Required action
Report each line from the data below that holds the word "Choisissez".

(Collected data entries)

§

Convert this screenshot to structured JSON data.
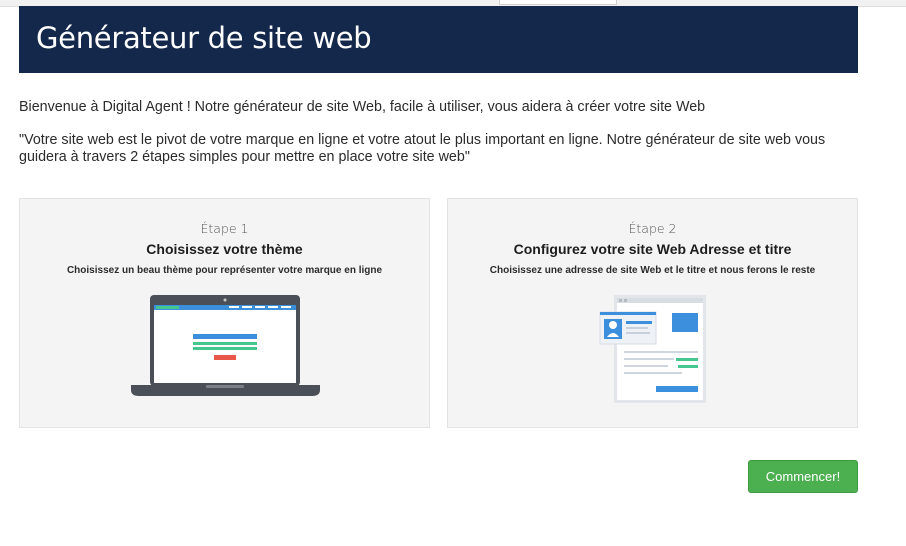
{
  "header": {
    "title": "Générateur de site web"
  },
  "intro": "Bienvenue à Digital Agent ! Notre générateur de site Web, facile à utiliser, vous aidera à créer votre site Web",
  "quote": "\"Votre site web est le pivot de votre marque en ligne et votre atout le plus important en ligne. Notre générateur de site web vous guidera à travers 2 étapes simples pour mettre en place votre site web\"",
  "steps": [
    {
      "step": "Étape 1",
      "title": "Choisissez votre thème",
      "description": "Choisissez un beau thème pour représenter votre marque en ligne",
      "icon": "laptop-theme-icon"
    },
    {
      "step": "Étape 2",
      "title": "Configurez votre site Web Adresse et titre",
      "description": "Choisissez une adresse de site Web et le titre et nous ferons le reste",
      "icon": "website-config-icon"
    }
  ],
  "actions": {
    "start_label": "Commencer!"
  },
  "colors": {
    "header_bg": "#13284a",
    "button_bg": "#4caf50",
    "card_bg": "#f4f4f4",
    "accent_blue": "#3b8fdc",
    "accent_green": "#46c68f",
    "accent_red": "#e8574a"
  }
}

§

Task solution
      "title": "Choisissez votre thème",
      "description": "Choisissez un beau thème pour représenter votre marque en ligne",
      "description": "Choisissez une adresse de site Web et le titre et nous ferons le reste",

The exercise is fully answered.